The fact that around twenty-six people ahead of me were all coping with this just demonstrated the sheer insanity of the quality of applicants. Each and every one of these people would be a great member of the army, but for some reason, the government was insistent on less than half of them even enrolling in the CMA.
Makuro didn’t respond, but that was probably wise as we had to conserve each bit of our energy. Finally, I let out a rough gasp as my whole body seized up. I couldn’t make it much further.
But then I saw it; a torchlight on the other side. It was so close.
I crawled closer, my arms slamming roughly against the stone ground. Five metres. Four. Three. Two. One.
“We’re so close, let’s fucking go, Makuro!” I called out, as I heaved my body through the end of the tunnel, lifting myself out with a sigh of relief. We’d actually made it, thank god. For more than a few moments, I had thought those would actually be my last moments.
“Makuro, c’mon man, you’re nearly there,” I called out again; he’d been right behind me, so I figured he should have already been out, but there was still no sign of him.
As I waited, I looked out at the next stage - There was a gigantic pit in front of me. I peered down it, but all I could see was perpetual darkness.
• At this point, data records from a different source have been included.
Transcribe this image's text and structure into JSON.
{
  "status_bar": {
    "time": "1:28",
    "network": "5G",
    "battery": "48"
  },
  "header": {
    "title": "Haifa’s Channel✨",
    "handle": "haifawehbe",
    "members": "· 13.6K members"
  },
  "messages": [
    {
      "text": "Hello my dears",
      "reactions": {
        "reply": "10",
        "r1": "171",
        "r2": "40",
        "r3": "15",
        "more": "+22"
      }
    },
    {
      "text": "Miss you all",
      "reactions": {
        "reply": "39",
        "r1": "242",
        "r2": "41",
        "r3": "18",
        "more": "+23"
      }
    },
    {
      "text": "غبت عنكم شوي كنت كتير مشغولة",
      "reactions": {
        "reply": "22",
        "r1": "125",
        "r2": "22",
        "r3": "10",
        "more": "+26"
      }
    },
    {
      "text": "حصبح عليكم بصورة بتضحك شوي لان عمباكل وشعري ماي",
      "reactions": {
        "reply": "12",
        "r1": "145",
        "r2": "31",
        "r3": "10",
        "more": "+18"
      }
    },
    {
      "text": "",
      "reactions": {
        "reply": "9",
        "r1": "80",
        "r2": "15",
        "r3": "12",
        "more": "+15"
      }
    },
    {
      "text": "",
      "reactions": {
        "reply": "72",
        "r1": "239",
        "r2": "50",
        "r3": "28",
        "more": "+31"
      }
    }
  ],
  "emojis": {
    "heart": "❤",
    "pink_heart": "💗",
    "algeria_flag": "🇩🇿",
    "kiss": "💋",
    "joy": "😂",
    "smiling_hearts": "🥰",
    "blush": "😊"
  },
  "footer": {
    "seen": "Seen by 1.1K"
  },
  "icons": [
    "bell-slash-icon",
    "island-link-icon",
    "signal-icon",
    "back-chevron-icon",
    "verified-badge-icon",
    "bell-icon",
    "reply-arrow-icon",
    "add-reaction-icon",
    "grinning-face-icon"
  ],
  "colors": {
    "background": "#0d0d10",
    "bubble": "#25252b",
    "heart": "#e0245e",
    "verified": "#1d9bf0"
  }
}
It was like a void, waiting to swallow you up. Terrifying. Stepping back, I spotted a large stairway on the other side. I guess it was time for a decision.
But first, Makuro. I was getting a little bit uneasy about how long it was taking, so I looked back towards the wall where the tunnel ended. Or… Huh?
I stifled a gag. Looking at a truth I didn’t want to face, I felt a deep sickness rising throughout my body. No, it was impossible. There was absolutely…. there was absolutely no way…
I was facing a full wall.
The tunnel opening was gone.
Makuro Angkat was gone.